▶ WORK REQUIRED
An exact copy of the entries below is required, with all pictures removed.

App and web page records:

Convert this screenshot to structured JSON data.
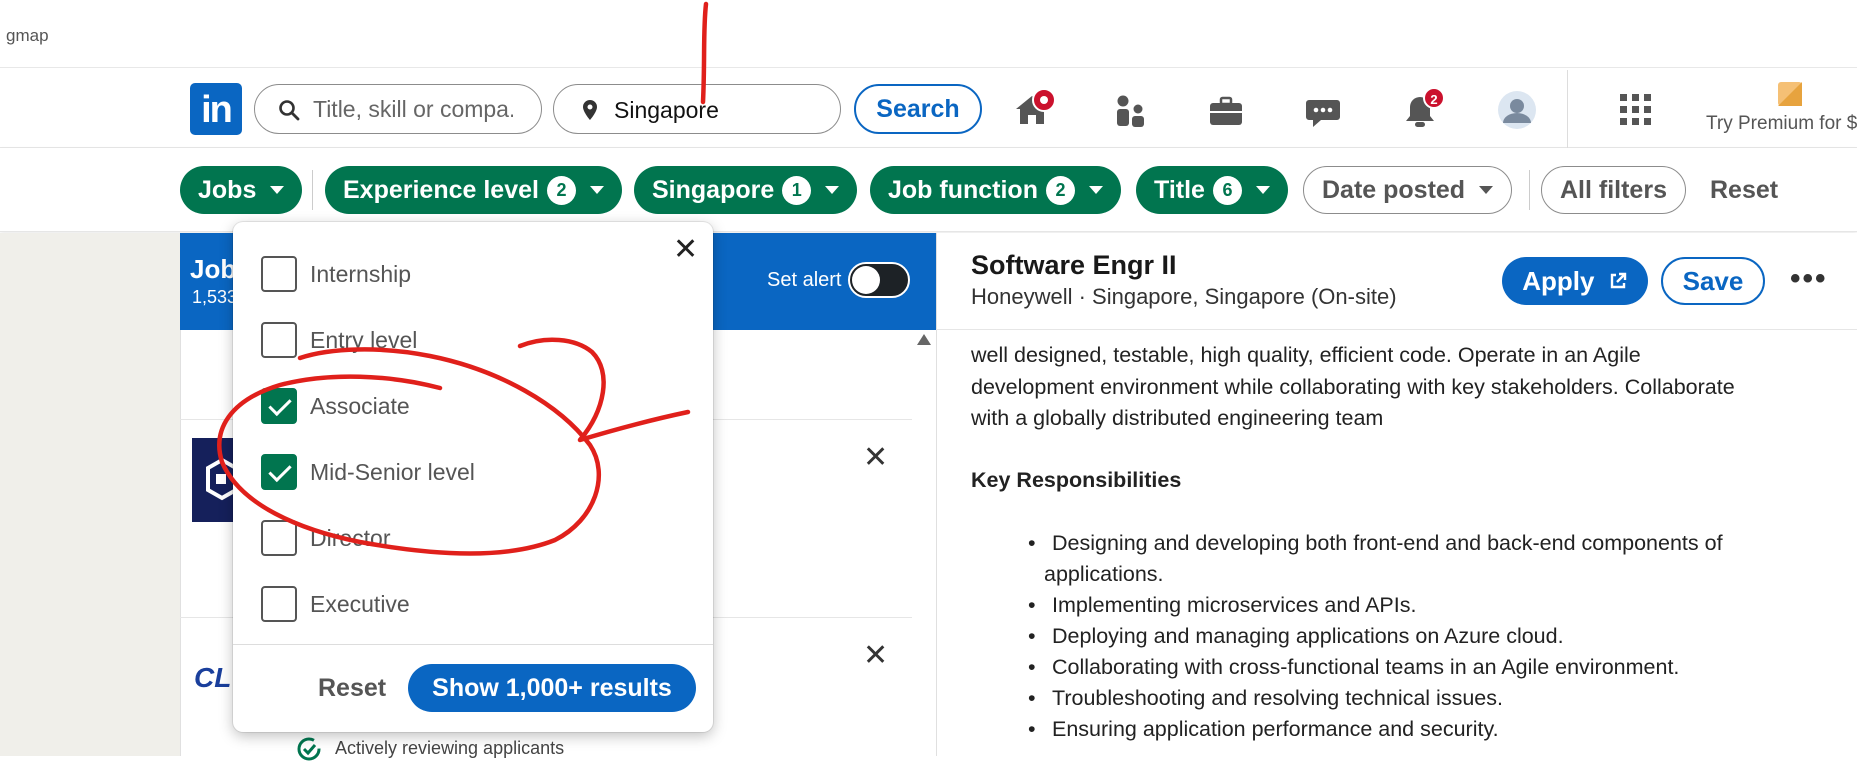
{
  "browser": {
    "crumb": "gmap"
  },
  "nav": {
    "logo": "in",
    "search_title_placeholder": "Title, skill or compa...",
    "search_location_value": "Singapore",
    "search_button": "Search",
    "notifications_count": "2",
    "premium": "Try Premium for $"
  },
  "filters": {
    "jobs": "Jobs",
    "experience_level": {
      "label": "Experience level",
      "count": "2"
    },
    "location": {
      "label": "Singapore",
      "count": "1"
    },
    "job_function": {
      "label": "Job function",
      "count": "2"
    },
    "title": {
      "label": "Title",
      "count": "6"
    },
    "date_posted": "Date posted",
    "all_filters": "All filters",
    "reset": "Reset"
  },
  "list": {
    "title": "Job",
    "count_text": "1,533",
    "set_alert": "Set alert",
    "actively_reviewing": "Actively reviewing applicants",
    "logo2_text": "CL"
  },
  "dropdown": {
    "options": [
      {
        "label": "Internship",
        "checked": false
      },
      {
        "label": "Entry level",
        "checked": false
      },
      {
        "label": "Associate",
        "checked": true
      },
      {
        "label": "Mid-Senior level",
        "checked": true
      },
      {
        "label": "Director",
        "checked": false
      },
      {
        "label": "Executive",
        "checked": false
      }
    ],
    "reset": "Reset",
    "show_results": "Show 1,000+ results"
  },
  "detail": {
    "title": "Software Engr II",
    "company": "Honeywell · Singapore, Singapore (On-site)",
    "apply": "Apply",
    "save": "Save",
    "more": "•••",
    "desc_lines": [
      "well designed, testable, high quality, efficient code. Operate in an Agile",
      "development environment while collaborating with key stakeholders. Collaborate",
      "with a globally distributed engineering team"
    ],
    "key_resp_heading": "Key Responsibilities",
    "bullets": [
      "Designing and developing both front-end and back-end components of",
      "Implementing microservices and APIs.",
      "Deploying and managing applications on Azure cloud.",
      "Collaborating with cross-functional teams in an Agile environment.",
      "Troubleshooting and resolving technical issues.",
      "Ensuring application performance and security."
    ],
    "bullet1_cont": "applications."
  },
  "colors": {
    "brand_blue": "#0a66c2",
    "filter_green": "#01754f",
    "annotation_red": "#e0201b",
    "badge_red": "#cb112d"
  }
}
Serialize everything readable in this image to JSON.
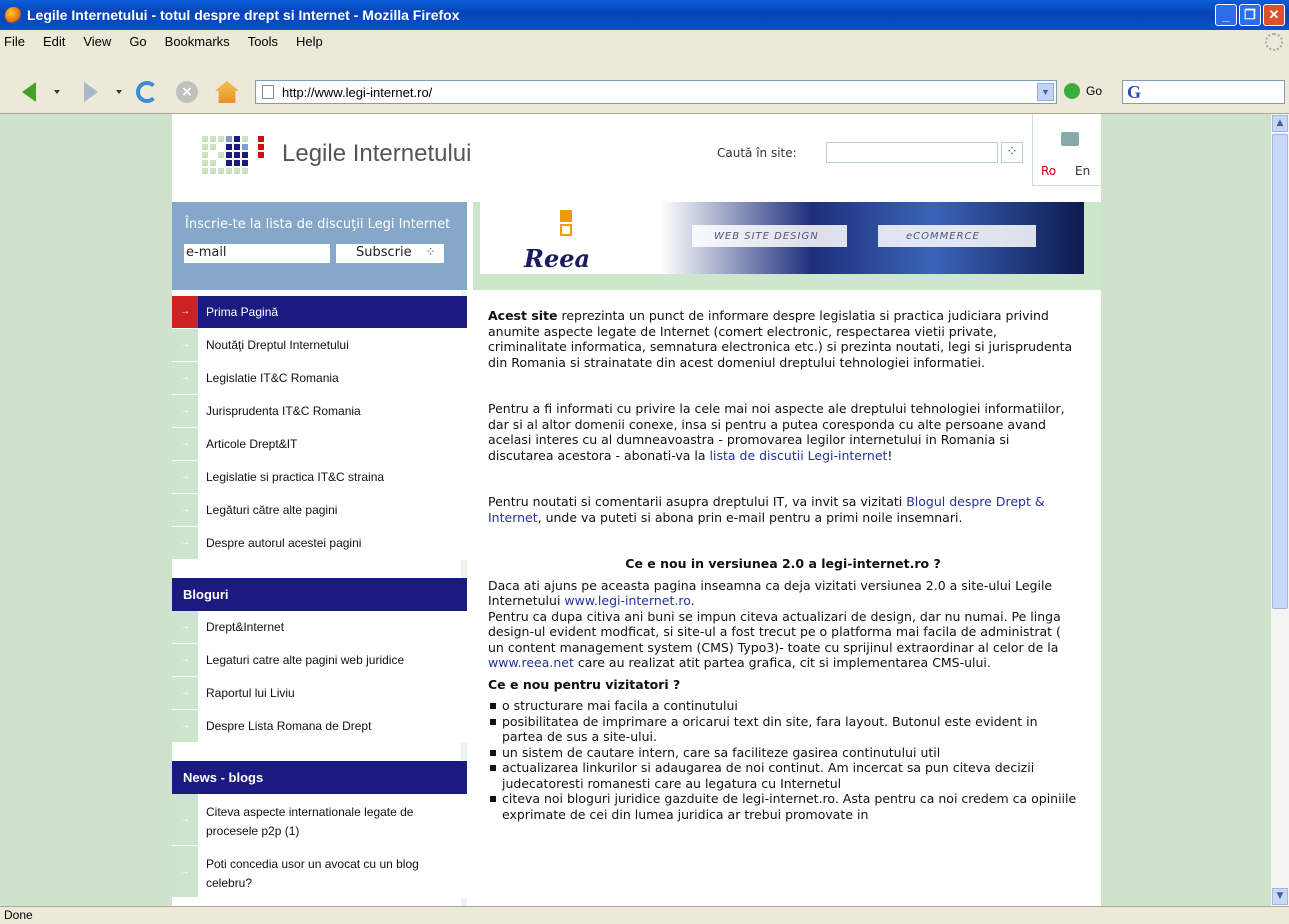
{
  "window": {
    "title": "Legile Internetului - totul despre drept si Internet - Mozilla Firefox"
  },
  "menu": [
    "File",
    "Edit",
    "View",
    "Go",
    "Bookmarks",
    "Tools",
    "Help"
  ],
  "toolbar": {
    "url": "http://www.legi-internet.ro/",
    "go_label": "Go"
  },
  "status": "Done",
  "site": {
    "logo_text": "Legile Internetului",
    "search_label": "Caută în site:",
    "search_placeholder": "",
    "lang_ro": "Ro",
    "lang_en": "En"
  },
  "subscribe": {
    "heading": "Înscrie-te la lista de discuţii Legi Internet",
    "email_value": "e-mail",
    "button_label": "Subscrie"
  },
  "nav": [
    "Prima Pagină",
    "Noutăţi Dreptul Internetului",
    "Legislatie IT&C Romania",
    "Jurisprudenta IT&C Romania",
    "Articole Drept&IT",
    "Legislatie si practica IT&C straina",
    "Legături către alte pagini",
    "Despre autorul acestei pagini"
  ],
  "blogs": {
    "heading": "Bloguri",
    "items": [
      "Drept&Internet",
      "Legaturi catre alte pagini web juridice",
      "Raportul lui Liviu",
      "Despre Lista Romana de Drept"
    ]
  },
  "news": {
    "heading": "News - blogs",
    "items": [
      "Citeva aspecte internationale legate de procesele p2p (1)",
      "Poti concedia usor un avocat cu un blog celebru?"
    ]
  },
  "banner": {
    "brand": "Reea",
    "tag1": "WEB SITE DESIGN",
    "tag2": "eCOMMERCE"
  },
  "content": {
    "p1_bold": "Acest site",
    "p1_rest": " reprezinta un punct de informare despre legislatia si practica judiciara privind anumite aspecte legate de Internet (comert electronic, respectarea vietii private, criminalitate informatica, semnatura electronica etc.) si prezinta noutati, legi si jurisprudenta din Romania si strainatate din acest domeniul dreptului tehnologiei informatiei.",
    "p2_text": "Pentru a fi informati cu privire la cele mai noi aspecte ale dreptului  tehnologiei informatiilor, dar si al altor domenii conexe, insa si pentru a putea coresponda cu alte persoane avand acelasi interes cu al dumneavoastra - promovarea legilor internetului in Romania si discutarea acestora - abonati-va la ",
    "p2_link": "lista de discutii Legi-internet",
    "p2_end": "!",
    "p3_text": "Pentru noutati si comentarii asupra dreptului IT, va invit sa vizitati ",
    "p3_link": "Blogul despre Drept & Internet",
    "p3_end": ", unde va puteti si abona prin e-mail pentru a primi noile insemnari.",
    "h_new": "Ce e nou in versiunea 2.0 a legi-internet.ro ?",
    "p4_a": "Daca ati ajuns pe aceasta pagina inseamna ca deja vizitati versiunea 2.0 a site-ului Legile Internetului ",
    "p4_link": "www.legi-internet.ro",
    "p4_b": ".",
    "p5_a": "Pentru ca dupa citiva ani buni se impun citeva actualizari de design, dar nu numai. Pe linga design-ul evident modficat, si site-ul a fost trecut pe o platforma mai facila de administrat ( un content management system (CMS) Typo3)- toate cu sprijinul extraordinar al celor de la ",
    "p5_link": "www.reea.net",
    "p5_b": " care au realizat atit partea grafica, cit si implementarea CMS-ului.",
    "h_visitors": "Ce e nou pentru vizitatori ?",
    "bullets": [
      "o structurare mai facila a continutului",
      "posibilitatea de imprimare a oricarui text din site, fara layout. Butonul este evident in partea de sus a site-ului.",
      "un sistem de cautare intern, care sa faciliteze gasirea continutului util",
      "actualizarea linkurilor si adaugarea de noi continut. Am incercat sa pun citeva decizii judecatoresti romanesti care au legatura cu Internetul",
      "citeva noi bloguri juridice gazduite de legi-internet.ro. Asta pentru ca noi credem ca opiniile exprimate de cei din lumea juridica ar trebui promovate in"
    ]
  }
}
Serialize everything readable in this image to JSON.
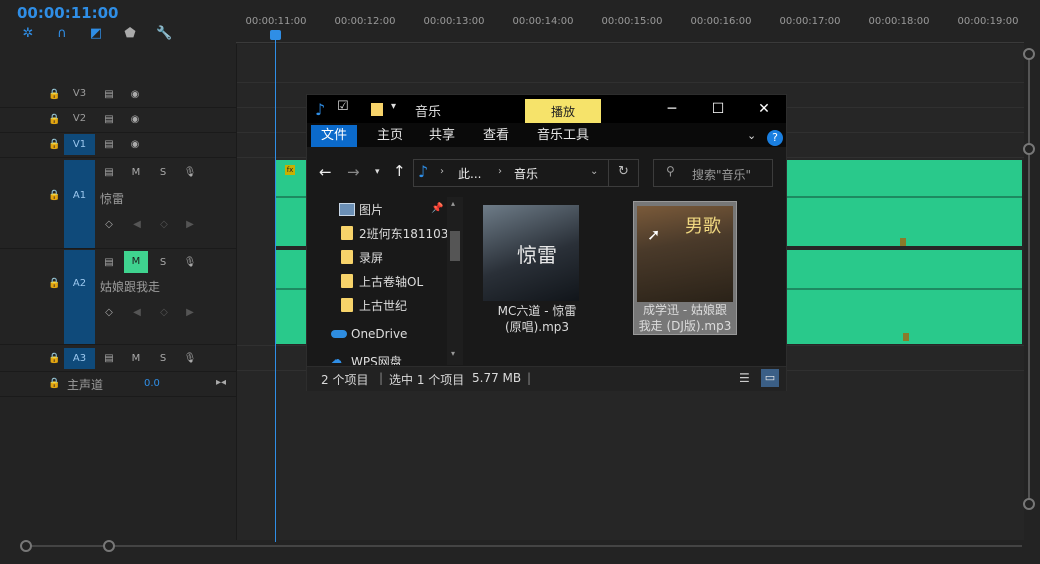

▶ EXERCISE RESULT
Convert this screenshot to structured JSON data.
{
  "browser": {
    "crumb": "gmap"
  },
  "nav": {
    "logo": "in",
    "search_title_placeholder": "Title, skill or compa...",
    "search_location_value": "Singapore",
    "search_button": "Search",
    "notifications_count": "2",
    "premium": "Try Premium for $"
  },
  "filters": {
    "jobs": "Jobs",
    "experience_level": {
      "label": "Experience level",
      "count": "2"
    },
    "location": {
      "label": "Singapore",
      "count": "1"
    },
    "job_function": {
      "label": "Job function",
      "count": "2"
    },
    "title": {
      "label": "Title",
      "count": "6"
    },
    "date_posted": "Date posted",
    "all_filters": "All filters",
    "reset": "Reset"
  },
  "list": {
    "title": "Job",
    "count_text": "1,533",
    "set_alert": "Set alert",
    "actively_reviewing": "Actively reviewing applicants",
    "logo2_text": "CL"
  },
  "dropdown": {
    "options": [
      {
        "label": "Internship",
        "checked": false
      },
      {
        "label": "Entry level",
        "checked": false
      },
      {
        "label": "Associate",
        "checked": true
      },
      {
        "label": "Mid-Senior level",
        "checked": true
      },
      {
        "label": "Director",
        "checked": false
      },
      {
        "label": "Executive",
        "checked": false
      }
    ],
    "reset": "Reset",
    "show_results": "Show 1,000+ results"
  },
  "detail": {
    "title": "Software Engr II",
    "company": "Honeywell · Singapore, Singapore (On-site)",
    "apply": "Apply",
    "save": "Save",
    "more": "•••",
    "desc_lines": [
      "well designed, testable, high quality, efficient code. Operate in an Agile",
      "development environment while collaborating with key stakeholders. Collaborate",
      "with a globally distributed engineering team"
    ],
    "key_resp_heading": "Key Responsibilities",
    "bullets": [
      "Designing and developing both front-end and back-end components of",
      "Implementing microservices and APIs.",
      "Deploying and managing applications on Azure cloud.",
      "Collaborating with cross-functional teams in an Agile environment.",
      "Troubleshooting and resolving technical issues.",
      "Ensuring application performance and security."
    ],
    "bullet1_cont": "applications."
  },
  "colors": {
    "brand_blue": "#0a66c2",
    "filter_green": "#01754f",
    "annotation_red": "#e0201b",
    "badge_red": "#cb112d"
  }
}
Serialize everything readable in this image to JSON.
{
  "window": {
    "title": "Legile Internetului - totul despre drept si Internet - Mozilla Firefox"
  },
  "menu": [
    "File",
    "Edit",
    "View",
    "Go",
    "Bookmarks",
    "Tools",
    "Help"
  ],
  "toolbar": {
    "url": "http://www.legi-internet.ro/",
    "go_label": "Go"
  },
  "status": "Done",
  "site": {
    "logo_text": "Legile Internetului",
    "search_label": "Caută în site:",
    "search_placeholder": "",
    "lang_ro": "Ro",
    "lang_en": "En"
  },
  "subscribe": {
    "heading": "Înscrie-te la lista de discuţii Legi Internet",
    "email_value": "e-mail",
    "button_label": "Subscrie"
  },
  "nav": [
    "Prima Pagină",
    "Noutăţi Dreptul Internetului",
    "Legislatie IT&C Romania",
    "Jurisprudenta IT&C Romania",
    "Articole Drept&IT",
    "Legislatie si practica IT&C straina",
    "Legături către alte pagini",
    "Despre autorul acestei pagini"
  ],
  "blogs": {
    "heading": "Bloguri",
    "items": [
      "Drept&Internet",
      "Legaturi catre alte pagini web juridice",
      "Raportul lui Liviu",
      "Despre Lista Romana de Drept"
    ]
  },
  "news": {
    "heading": "News - blogs",
    "items": [
      "Citeva aspecte internationale legate de procesele p2p (1)",
      "Poti concedia usor un avocat cu un blog celebru?"
    ]
  },
  "banner": {
    "brand": "Reea",
    "tag1": "WEB SITE DESIGN",
    "tag2": "eCOMMERCE"
  },
  "content": {
    "p1_bold": "Acest site",
    "p1_rest": " reprezinta un punct de informare despre legislatia si practica judiciara privind anumite aspecte legate de Internet (comert electronic, respectarea vietii private, criminalitate informatica, semnatura electronica etc.) si prezinta noutati, legi si jurisprudenta din Romania si strainatate din acest domeniul dreptului tehnologiei informatiei.",
    "p2_text": "Pentru a fi informati cu privire la cele mai noi aspecte ale dreptului  tehnologiei informatiilor, dar si al altor domenii conexe, insa si pentru a putea coresponda cu alte persoane avand acelasi interes cu al dumneavoastra - promovarea legilor internetului in Romania si discutarea acestora - abonati-va la ",
    "p2_link": "lista de discutii Legi-internet",
    "p2_end": "!",
    "p3_text": "Pentru noutati si comentarii asupra dreptului IT, va invit sa vizitati ",
    "p3_link": "Blogul despre Drept & Internet",
    "p3_end": ", unde va puteti si abona prin e-mail pentru a primi noile insemnari.",
    "h_new": "Ce e nou in versiunea 2.0 a legi-internet.ro ?",
    "p4_a": "Daca ati ajuns pe aceasta pagina inseamna ca deja vizitati versiunea 2.0 a site-ului Legile Internetului ",
    "p4_link": "www.legi-internet.ro",
    "p4_b": ".",
    "p5_a": "Pentru ca dupa citiva ani buni se impun citeva actualizari de design, dar nu numai. Pe linga design-ul evident modficat, si site-ul a fost trecut pe o platforma mai facila de administrat ( un content management system (CMS) Typo3)- toate cu sprijinul extraordinar al celor de la ",
    "p5_link": "www.reea.net",
    "p5_b": " care au realizat atit partea grafica, cit si implementarea CMS-ului.",
    "h_visitors": "Ce e nou pentru vizitatori ?",
    "bullets": [
      "o structurare mai facila a continutului",
      "posibilitatea de imprimare a oricarui text din site, fara layout. Butonul este evident in partea de sus a site-ului.",
      "un sistem de cautare intern, care sa faciliteze gasirea continutului util",
      "actualizarea linkurilor si adaugarea de noi continut. Am incercat sa pun citeva decizii judecatoresti romanesti care au legatura cu Internetul",
      "citeva noi bloguri juridice gazduite de legi-internet.ro. Asta pentru ca noi credem ca opiniile exprimate de cei din lumea juridica ar trebui promovate in"
    ]
  }
}
Serialize everything readable in this image to JSON.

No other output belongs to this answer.